Hunters await elk herd study
September 19, 2010
Montana Fish, Wildlife and Parks is seeking funds to continue an extensive elk study to determine exactly how much the herds are struggling, just as the autumn hunting season opens.
Craig Jourdonnais, a FWP biologist, said the multi-year study is planned in three phases. Now, in its first phase, FWP biologists will collar 25 adult cow elk and 30 calves with GPS collars in Bitterroot Valley management areas. It will cost $150,000 to purchase the radio collars, detain the elk and attach the collars, as well as to continually monitor the animals.
In August U.S. District Judge Donald Molloy placed the wolf under federal protection in order to cohere with other western states’ wolf management plans. This bans anyone from legally hunting wolves, even though some hunters believe the wolves are solely responsible for the decline.
“There is a lot of concern out there,” said Chuck Oliver, ranger with the Bitterroot Forest Service in Darby. “People are asking where the elk are.”

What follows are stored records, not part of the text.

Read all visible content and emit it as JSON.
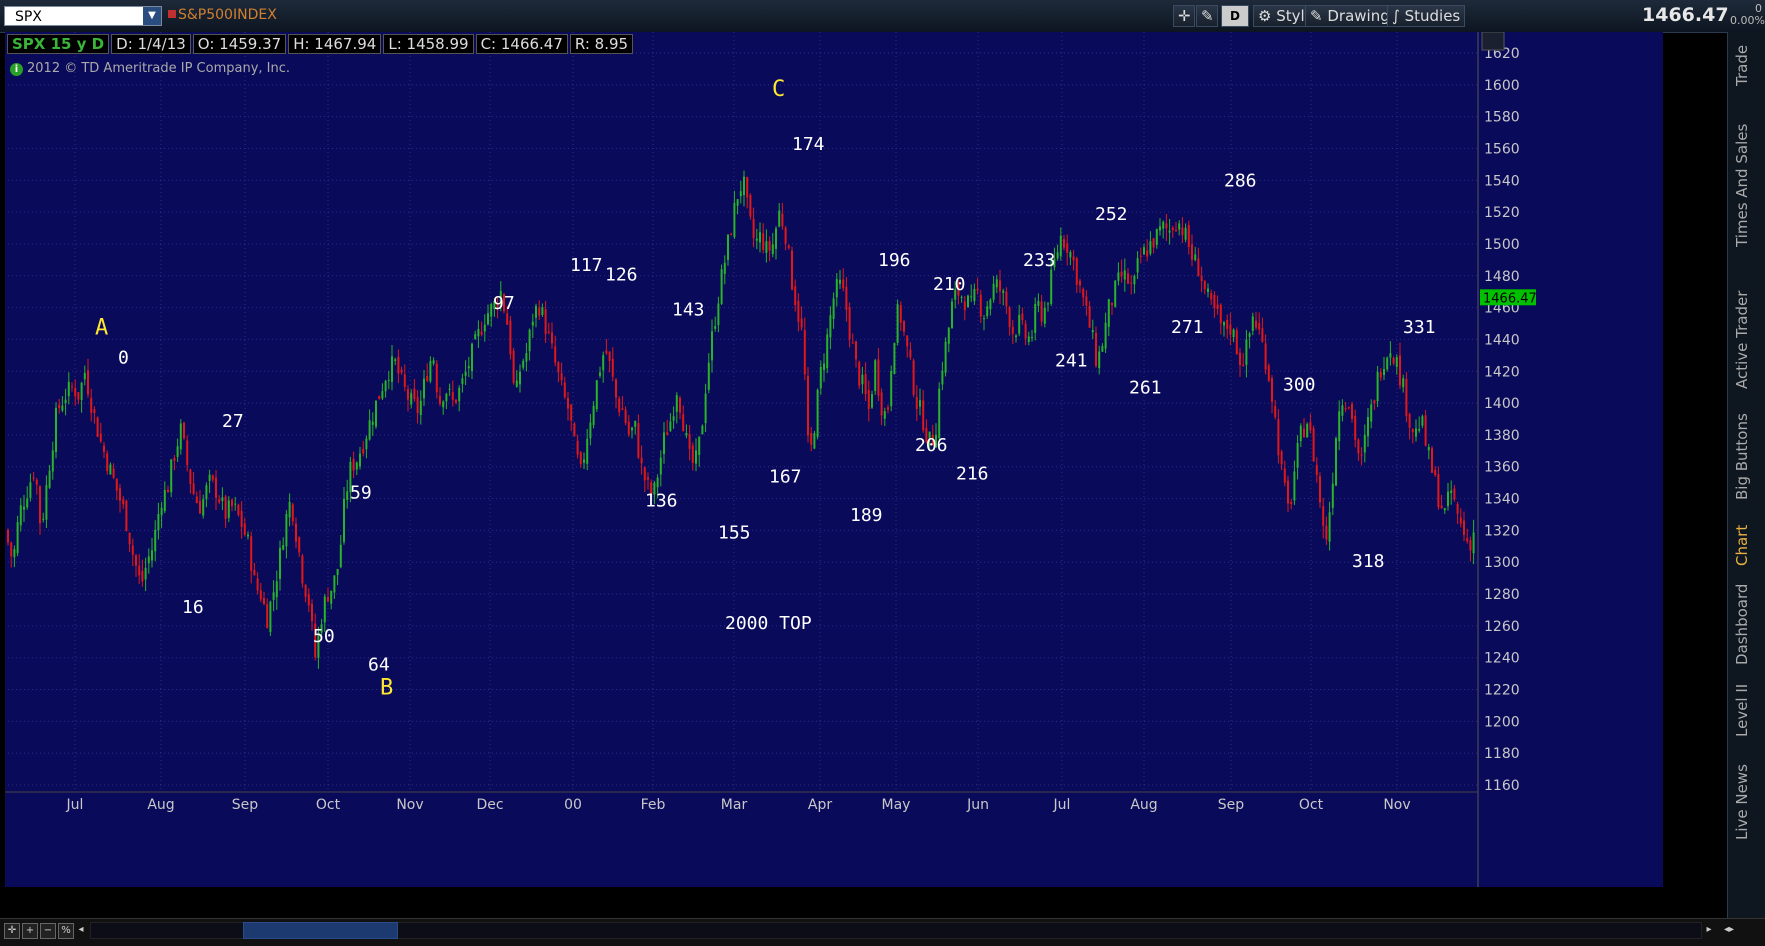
{
  "toolbar": {
    "symbol": "SPX",
    "description": "S&P500INDEX",
    "period_btn": "D",
    "style_label": "Style",
    "drawings_label": "Drawings",
    "studies_label": "Studies",
    "last_price": "1466.47",
    "change_top": "0",
    "change_pct": "0.00%"
  },
  "info_bar": {
    "symbol_period": "SPX 15 y D",
    "date": "D: 1/4/13",
    "open": "O: 1459.37",
    "high": "H: 1467.94",
    "low": "L: 1458.99",
    "close": "C: 1466.47",
    "range": "R: 8.95"
  },
  "copyright": "2012 © TD Ameritrade IP Company, Inc.",
  "side_tabs": [
    "Trade",
    "Times And Sales",
    "Active Trader",
    "Big Buttons",
    "Chart",
    "Dashboard",
    "Level II",
    "Live News"
  ],
  "side_active": "Chart",
  "colors": {
    "background": "#0a0a5a",
    "up_candle": "#28b428",
    "down_candle": "#e01818",
    "annotation": "#ffffff",
    "wave_label": "#ffe830",
    "price_tag": "#00c000"
  },
  "chart_data": {
    "type": "candlestick",
    "title": "",
    "xlabel": "",
    "ylabel": "",
    "ylim": [
      1160,
      1620
    ],
    "y_ticks": [
      1160,
      1180,
      1200,
      1220,
      1240,
      1260,
      1280,
      1300,
      1320,
      1340,
      1360,
      1380,
      1400,
      1420,
      1440,
      1460,
      1480,
      1500,
      1520,
      1540,
      1560,
      1580,
      1600,
      1620
    ],
    "x_months": [
      "Jul",
      "Aug",
      "Sep",
      "Oct",
      "Nov",
      "Dec",
      "00",
      "Feb",
      "Mar",
      "Apr",
      "May",
      "Jun",
      "Jul",
      "Aug",
      "Sep",
      "Oct",
      "Nov"
    ],
    "current_price_tag": "1466.47",
    "path_anchors": [
      [
        0,
        1320
      ],
      [
        8,
        1300
      ],
      [
        14,
        1330
      ],
      [
        22,
        1345
      ],
      [
        30,
        1360
      ],
      [
        36,
        1320
      ],
      [
        44,
        1360
      ],
      [
        52,
        1395
      ],
      [
        60,
        1405
      ],
      [
        68,
        1410
      ],
      [
        74,
        1405
      ],
      [
        80,
        1420
      ],
      [
        88,
        1395
      ],
      [
        96,
        1375
      ],
      [
        104,
        1360
      ],
      [
        112,
        1345
      ],
      [
        120,
        1330
      ],
      [
        128,
        1305
      ],
      [
        136,
        1285
      ],
      [
        142,
        1300
      ],
      [
        148,
        1310
      ],
      [
        156,
        1340
      ],
      [
        162,
        1345
      ],
      [
        170,
        1370
      ],
      [
        176,
        1383
      ],
      [
        184,
        1355
      ],
      [
        190,
        1340
      ],
      [
        196,
        1335
      ],
      [
        204,
        1350
      ],
      [
        212,
        1345
      ],
      [
        220,
        1330
      ],
      [
        228,
        1335
      ],
      [
        236,
        1325
      ],
      [
        244,
        1310
      ],
      [
        250,
        1285
      ],
      [
        256,
        1280
      ],
      [
        262,
        1265
      ],
      [
        268,
        1280
      ],
      [
        274,
        1300
      ],
      [
        280,
        1325
      ],
      [
        286,
        1340
      ],
      [
        292,
        1315
      ],
      [
        298,
        1290
      ],
      [
        304,
        1275
      ],
      [
        310,
        1240
      ],
      [
        316,
        1265
      ],
      [
        322,
        1280
      ],
      [
        328,
        1285
      ],
      [
        334,
        1300
      ],
      [
        340,
        1340
      ],
      [
        346,
        1360
      ],
      [
        352,
        1365
      ],
      [
        358,
        1375
      ],
      [
        366,
        1390
      ],
      [
        374,
        1405
      ],
      [
        382,
        1420
      ],
      [
        390,
        1425
      ],
      [
        398,
        1410
      ],
      [
        406,
        1400
      ],
      [
        414,
        1395
      ],
      [
        422,
        1420
      ],
      [
        428,
        1432
      ],
      [
        434,
        1400
      ],
      [
        440,
        1410
      ],
      [
        448,
        1400
      ],
      [
        456,
        1410
      ],
      [
        464,
        1425
      ],
      [
        472,
        1440
      ],
      [
        480,
        1455
      ],
      [
        488,
        1460
      ],
      [
        496,
        1470
      ],
      [
        504,
        1445
      ],
      [
        510,
        1400
      ],
      [
        516,
        1425
      ],
      [
        522,
        1432
      ],
      [
        528,
        1455
      ],
      [
        534,
        1462
      ],
      [
        540,
        1450
      ],
      [
        546,
        1435
      ],
      [
        552,
        1420
      ],
      [
        558,
        1405
      ],
      [
        564,
        1395
      ],
      [
        570,
        1370
      ],
      [
        576,
        1355
      ],
      [
        582,
        1380
      ],
      [
        588,
        1400
      ],
      [
        594,
        1420
      ],
      [
        600,
        1435
      ],
      [
        606,
        1420
      ],
      [
        612,
        1400
      ],
      [
        618,
        1395
      ],
      [
        624,
        1380
      ],
      [
        630,
        1385
      ],
      [
        636,
        1360
      ],
      [
        642,
        1348
      ],
      [
        648,
        1340
      ],
      [
        654,
        1360
      ],
      [
        660,
        1380
      ],
      [
        666,
        1390
      ],
      [
        672,
        1410
      ],
      [
        678,
        1390
      ],
      [
        684,
        1365
      ],
      [
        690,
        1360
      ],
      [
        696,
        1380
      ],
      [
        702,
        1420
      ],
      [
        708,
        1445
      ],
      [
        714,
        1470
      ],
      [
        720,
        1490
      ],
      [
        726,
        1510
      ],
      [
        732,
        1530
      ],
      [
        738,
        1540
      ],
      [
        744,
        1515
      ],
      [
        750,
        1500
      ],
      [
        756,
        1505
      ],
      [
        762,
        1495
      ],
      [
        768,
        1500
      ],
      [
        774,
        1520
      ],
      [
        780,
        1510
      ],
      [
        786,
        1480
      ],
      [
        792,
        1460
      ],
      [
        798,
        1440
      ],
      [
        804,
        1360
      ],
      [
        810,
        1390
      ],
      [
        816,
        1420
      ],
      [
        822,
        1440
      ],
      [
        828,
        1465
      ],
      [
        834,
        1475
      ],
      [
        840,
        1465
      ],
      [
        846,
        1440
      ],
      [
        852,
        1420
      ],
      [
        858,
        1410
      ],
      [
        864,
        1395
      ],
      [
        870,
        1425
      ],
      [
        876,
        1400
      ],
      [
        882,
        1390
      ],
      [
        888,
        1440
      ],
      [
        894,
        1460
      ],
      [
        900,
        1440
      ],
      [
        906,
        1420
      ],
      [
        912,
        1400
      ],
      [
        918,
        1390
      ],
      [
        924,
        1375
      ],
      [
        930,
        1380
      ],
      [
        936,
        1420
      ],
      [
        942,
        1440
      ],
      [
        948,
        1465
      ],
      [
        954,
        1470
      ],
      [
        960,
        1465
      ],
      [
        966,
        1460
      ],
      [
        972,
        1470
      ],
      [
        978,
        1455
      ],
      [
        984,
        1465
      ],
      [
        990,
        1475
      ],
      [
        996,
        1470
      ],
      [
        1002,
        1460
      ],
      [
        1008,
        1445
      ],
      [
        1014,
        1450
      ],
      [
        1020,
        1442
      ],
      [
        1026,
        1440
      ],
      [
        1032,
        1462
      ],
      [
        1038,
        1455
      ],
      [
        1044,
        1470
      ],
      [
        1050,
        1490
      ],
      [
        1056,
        1505
      ],
      [
        1062,
        1500
      ],
      [
        1068,
        1490
      ],
      [
        1074,
        1475
      ],
      [
        1080,
        1460
      ],
      [
        1086,
        1445
      ],
      [
        1092,
        1425
      ],
      [
        1098,
        1440
      ],
      [
        1104,
        1460
      ],
      [
        1110,
        1470
      ],
      [
        1116,
        1480
      ],
      [
        1122,
        1478
      ],
      [
        1128,
        1470
      ],
      [
        1134,
        1490
      ],
      [
        1140,
        1495
      ],
      [
        1146,
        1500
      ],
      [
        1152,
        1505
      ],
      [
        1158,
        1510
      ],
      [
        1164,
        1508
      ],
      [
        1170,
        1515
      ],
      [
        1176,
        1512
      ],
      [
        1182,
        1502
      ],
      [
        1188,
        1490
      ],
      [
        1194,
        1485
      ],
      [
        1200,
        1470
      ],
      [
        1206,
        1460
      ],
      [
        1212,
        1455
      ],
      [
        1218,
        1445
      ],
      [
        1224,
        1450
      ],
      [
        1230,
        1440
      ],
      [
        1236,
        1425
      ],
      [
        1242,
        1435
      ],
      [
        1248,
        1455
      ],
      [
        1254,
        1445
      ],
      [
        1260,
        1430
      ],
      [
        1266,
        1410
      ],
      [
        1272,
        1380
      ],
      [
        1278,
        1350
      ],
      [
        1284,
        1330
      ],
      [
        1290,
        1360
      ],
      [
        1296,
        1380
      ],
      [
        1302,
        1390
      ],
      [
        1308,
        1370
      ],
      [
        1314,
        1345
      ],
      [
        1320,
        1310
      ],
      [
        1326,
        1340
      ],
      [
        1332,
        1390
      ],
      [
        1338,
        1405
      ],
      [
        1344,
        1400
      ],
      [
        1350,
        1380
      ],
      [
        1356,
        1360
      ],
      [
        1362,
        1385
      ],
      [
        1368,
        1400
      ],
      [
        1374,
        1420
      ],
      [
        1380,
        1430
      ],
      [
        1386,
        1436
      ],
      [
        1392,
        1425
      ],
      [
        1398,
        1410
      ],
      [
        1404,
        1390
      ],
      [
        1410,
        1380
      ],
      [
        1416,
        1390
      ],
      [
        1422,
        1370
      ],
      [
        1428,
        1355
      ],
      [
        1434,
        1340
      ],
      [
        1440,
        1330
      ],
      [
        1446,
        1345
      ],
      [
        1452,
        1330
      ],
      [
        1458,
        1320
      ],
      [
        1464,
        1310
      ],
      [
        1468,
        1320
      ],
      [
        1472,
        1310
      ]
    ],
    "annotations": [
      {
        "text": "A",
        "x": 90,
        "price": 1443,
        "kind": "wave"
      },
      {
        "text": "0",
        "x": 113,
        "price": 1425,
        "kind": "count"
      },
      {
        "text": "27",
        "x": 217,
        "price": 1385,
        "kind": "count"
      },
      {
        "text": "16",
        "x": 177,
        "price": 1268,
        "kind": "count"
      },
      {
        "text": "59",
        "x": 345,
        "price": 1340,
        "kind": "count"
      },
      {
        "text": "50",
        "x": 308,
        "price": 1250,
        "kind": "count"
      },
      {
        "text": "64",
        "x": 363,
        "price": 1232,
        "kind": "count"
      },
      {
        "text": "B",
        "x": 375,
        "price": 1217,
        "kind": "wave"
      },
      {
        "text": "97",
        "x": 488,
        "price": 1459,
        "kind": "count"
      },
      {
        "text": "117",
        "x": 565,
        "price": 1483,
        "kind": "count"
      },
      {
        "text": "126",
        "x": 600,
        "price": 1477,
        "kind": "count"
      },
      {
        "text": "143",
        "x": 667,
        "price": 1455,
        "kind": "count"
      },
      {
        "text": "136",
        "x": 640,
        "price": 1335,
        "kind": "count"
      },
      {
        "text": "155",
        "x": 713,
        "price": 1315,
        "kind": "count"
      },
      {
        "text": "167",
        "x": 764,
        "price": 1350,
        "kind": "count"
      },
      {
        "text": "C",
        "x": 767,
        "price": 1593,
        "kind": "wave"
      },
      {
        "text": "174",
        "x": 787,
        "price": 1559,
        "kind": "count"
      },
      {
        "text": "189",
        "x": 845,
        "price": 1326,
        "kind": "count"
      },
      {
        "text": "196",
        "x": 873,
        "price": 1486,
        "kind": "count"
      },
      {
        "text": "210",
        "x": 928,
        "price": 1471,
        "kind": "count"
      },
      {
        "text": "206",
        "x": 910,
        "price": 1370,
        "kind": "count"
      },
      {
        "text": "216",
        "x": 951,
        "price": 1352,
        "kind": "count"
      },
      {
        "text": "233",
        "x": 1018,
        "price": 1486,
        "kind": "count"
      },
      {
        "text": "241",
        "x": 1050,
        "price": 1423,
        "kind": "count"
      },
      {
        "text": "252",
        "x": 1090,
        "price": 1515,
        "kind": "count"
      },
      {
        "text": "261",
        "x": 1124,
        "price": 1406,
        "kind": "count"
      },
      {
        "text": "271",
        "x": 1166,
        "price": 1444,
        "kind": "count"
      },
      {
        "text": "286",
        "x": 1219,
        "price": 1536,
        "kind": "count"
      },
      {
        "text": "300",
        "x": 1278,
        "price": 1408,
        "kind": "count"
      },
      {
        "text": "318",
        "x": 1347,
        "price": 1297,
        "kind": "count"
      },
      {
        "text": "331",
        "x": 1398,
        "price": 1444,
        "kind": "count"
      },
      {
        "text": "2000  TOP",
        "x": 720,
        "price": 1258,
        "kind": "note"
      }
    ]
  }
}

The FWP study intends to prove whether or not wolves are the only factor to the elk population’s decrease.
In the Darby area, there is definitely a healthy wolf population, Oliver said. Taking that into consideration he said wolves are “only part of the problem elk are facing.”
Public contribution has been fairly lackluster considering how many conservation organizations are involved in the ongoing argument between the hunters and Molloy.
“So far only hunter groups have come to the table with money helping fund these studies,” Jourdonnais said. “I’m a little disappointed that others haven’t stepped up.”
Jason Widaman, a representative from the Montana Bowhunters Association, said bowhunters support this study because it will show “how predators and ungulates (hoofed animals) coexist” in the environment.
“We should be basing hunting regulations and population objectives on biology and not opinions,” Widaman said.
Montana Bowhunters Association helps fund the elk studies in the Bitterroot through member donations.
The second part of the study will attach radio-transmitting ear tags to calves after they’re born, Jourdonnais said. Finding out what calves are dying from, whether its disease or predators or something else, is key to rehabilitating the herds, or reanalyze the wolves’ effect on elk.
“At the moment we’re having a hard time getting elk calves to survive,” Jourdonais said. The calf-to-cow ratio is especially low in the West Fork management area. In the second area, the East Fork of the Bitterroot, populations are slightly more stable.
A habitat management project is the third and final part of the study. This includes research into the territory that elk cover, which ties directly into herd health, Jourdonais said.
Jourdanais said hunters will have to adapt to new techniques this season because of a number of conditions that are causing animals to act in unusual ways.
“Lots of changes have happened in the Bitterroot valley in the last 23 years,” Jourdonnais said.
Large-scale fires, growth of invasive weeds, and wolf and human populations are all elements that have influenced the environment in this part of the state, he said. And this makes it hard on the elk.
“The elk don’t have it as easy as they used to,” Oliver said.
The big game animals are accustomed to using riparian bottoms, or waterways thick with vegetation, and open meadows, which are accessible foraging areas. Now roads, people and wolves are in those easy to get to places, he said.
“The fact that you have to truly hunt the animal now is what’s challenging to hunters,” Oliver said.
Hunters will be seeing a number of new restrictions in designated areas.
“We’ve had to restrict the antlerless hunt this year because that group is the real driver of the elk populations and it’s down,” Jourdonnais said. “Hunting in the Bitterroot is setting up to be more difficult than it’s been in the past”